Skateboarding Articles

Sanitation factor:
Display profanity
Remove all profanity

Skateboard Deck Technology

side cut examples of various skateboard deck technologies

Did you think only the folks interested improving wood were the chemists at Pfizer? Strong wood isn't just about Viagra and stiff dicks. The skateboard industry is making innovations in strengthening the traditional 7-ply maple skateboard decks.

There have been some crazy things on the market masquerading as better skateboard decks. Decks made of aluminum, decks with steel reinforcements... all kinds of things. How do you sort through the good and the bad?

For one, you need to use your head. 7-ply Maple has been the standard. Look at what is selling at your local shop - not what is siting on their shelves month after month.

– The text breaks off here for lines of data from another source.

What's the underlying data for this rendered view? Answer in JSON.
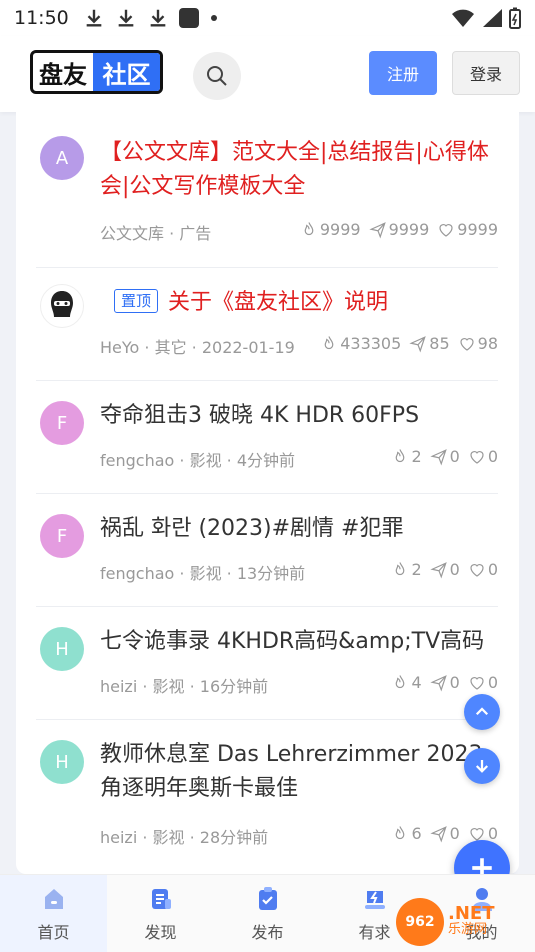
{
  "status_bar": {
    "time": "11:50"
  },
  "header": {
    "logo_part1": "盘友",
    "logo_part2": "社区",
    "register_label": "注册",
    "login_label": "登录"
  },
  "posts": [
    {
      "avatar_letter": "A",
      "avatar_color": "#b79be8",
      "title": "【公文文库】范文大全|总结报告|心得体会|公文写作模板大全",
      "meta": "公文文库 · 广告",
      "views": "9999",
      "shares": "9999",
      "likes": "9999",
      "title_color": "#e02020"
    },
    {
      "avatar_icon": "ninja-avatar",
      "pin_label": "置顶",
      "title": "关于《盘友社区》说明",
      "meta": "HeYo · 其它 · 2022-01-19",
      "views": "433305",
      "shares": "85",
      "likes": "98",
      "title_color": "#e02020"
    },
    {
      "avatar_letter": "F",
      "avatar_color": "#e49ce0",
      "title": "夺命狙击3 破晓 4K HDR 60FPS",
      "meta": "fengchao · 影视 · 4分钟前",
      "views": "2",
      "shares": "0",
      "likes": "0"
    },
    {
      "avatar_letter": "F",
      "avatar_color": "#e49ce0",
      "title": "祸乱 화란 (2023)#剧情 #犯罪",
      "meta": "fengchao · 影视 · 13分钟前",
      "views": "2",
      "shares": "0",
      "likes": "0"
    },
    {
      "avatar_letter": "H",
      "avatar_color": "#8fe0cf",
      "title": "七令诡事录 4KHDR高码&amp;TV高码",
      "meta": "heizi · 影视 · 16分钟前",
      "views": "4",
      "shares": "0",
      "likes": "0"
    },
    {
      "avatar_letter": "H",
      "avatar_color": "#8fe0cf",
      "title": "教师休息室 Das Lehrerzimmer 2023 角逐明年奥斯卡最佳",
      "meta": "heizi · 影视 · 28分钟前",
      "views": "6",
      "shares": "0",
      "likes": "0"
    }
  ],
  "bottom_nav": [
    {
      "label": "首页",
      "icon": "home-icon",
      "active": true
    },
    {
      "label": "发现",
      "icon": "discover-icon"
    },
    {
      "label": "发布",
      "icon": "publish-icon"
    },
    {
      "label": "有求",
      "icon": "request-icon"
    },
    {
      "label": "我的",
      "icon": "user-icon"
    }
  ],
  "watermark": {
    "circle": "962",
    "text": ".NET",
    "sub": "乐游网"
  },
  "colors": {
    "accent": "#2f6ff5",
    "button_blue": "#5b8cff",
    "fab": "#4f86ff",
    "red_title": "#e02020"
  }
}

See what the pros are riding - really riding - not just their sponsor's product. Talk to other skaters about the decks they've bought. Which ones did they like? Which ones lasted longest or broke soonest? Get out there and talk to people!

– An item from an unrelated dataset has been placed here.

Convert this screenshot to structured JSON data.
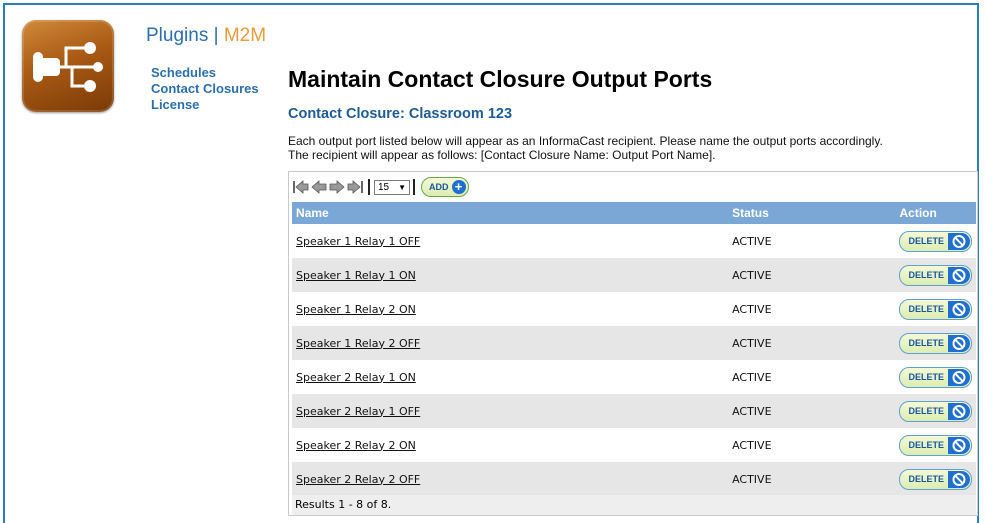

Below is the standard 7-ply Maple skateboard deck. Each of the horizontal lines you see is one of the seven plies. The thin plies are criss-crossed and glued together to ensure the strongest possible product.

examples of standard 7-ply Maple skatebaord decks

Deck Technologies

Lets look at ten technologies that are out there and which companies are pushing them...

Armor Light by Darkstar

side cut Darkstars Armor Light skateboard deck technology

Some Darkstar decks feature their Armor Light technology which involves sandwiching a carbon-composite layer in with the Maple plies. It's guaranteed against breakage, but we doubt anyone will make good on that promise. I'm sure it's harder to break than the average shop deck, but don't expect any broken-board refunds down the road.

Black 6 by Birdhouse

side cut examples of Birdhouses Blackk 6 skateboard deck technologies

Some Birdhouse decks feature their Black 6 technology which involves the 6th ply of a 6-ply deck that is thicker and squarer. this added thickness gives the board more pop and agility when flipping.

Fiberlam by Foundation and Toy Machine

side cut examples of Foundation and Toy Machines Fiberlam skateboard deck technologies

Some Foundation and Toy Machine decks use fiberlam which gives you 5 plies sandwiched between two high density thermal ply plies. This creates a stiffer better sliding board that gives you something different to look at than just plain old wood.

Helium by Element

side cut examples of Elements Helium skateboard deck technologies

Some Element decks have five internal air-frame chambers which are designed to reduce weight and increase stiffness. I'd like to do the same for myself - lose weight and be stiffer. So anyway...
Helium was introduced in 2006.

Impact Support by Almost

side cut examples of Almosts Impact Support skateboard deck technologies

Some Almost decks have reinforced discs of carbon-fiber around the mounting holes for both trucks. Since stress cracks tend to first appear around mounting holes, this seemed like good place to offer more strength.

Lifeblood by Crimson

side cut examples of Crimsons lifeblood deck technologies

Some Crimson decks feature their Lifeblood technology which seems to be a special epoxy glue construction that is lighter and stronger than the standard 7-ply decks.

Powerbeam by Black Label

side cut examples of Black Labels Powerbeam deck technologies

Some Black Label decks have a vertically laminated cored between the other plies. It's one of the stiffest and hardest decks you'll find.

Powerlyte by Santa Cruz

side cut examples of Santa Cruzs Powerlyte deck technologies

Some Santa Cruz decks have a tough fiber reinforced, Kevlar-like, top layer that decreased weight and increases strength.

Texalium by Blind

side cut examples of Blinds Texalium deck technologies

Some Blind decks are made with Texalium. WTF? Yup, it's a composite weave that combines aluminum and epoxy glass in the core of the deck. this allegedly makes the deck twice as strong as the standard 7-ply design.

Uber Light by Almost

side cut examples of Almosts Uber Light deck technologies

Some Almost decks run a price tag of over $100. People bitch about paying $65 for a deck, so this stuff had better be good. Again we have a board whose core is stuffed with a carbon-fiber center to offer a lighter weight and more rigidity & strength.

Now you may be saying to yourself, "Where have I seen all this before?"
The answer is in the annual Transworld Buyer's Guide. Yep, we shamelessly borrowed text from their R&D department whom I'm sure put in months of analysis to arrive at these daring reviews. Essentially, every company out there wants their decks to be lighter and stronger. Different approaches have been taken, but essentially they stuff something "better" in the core. Good luck with that.

Return to ARTICLES


Skate The Planet Factoid: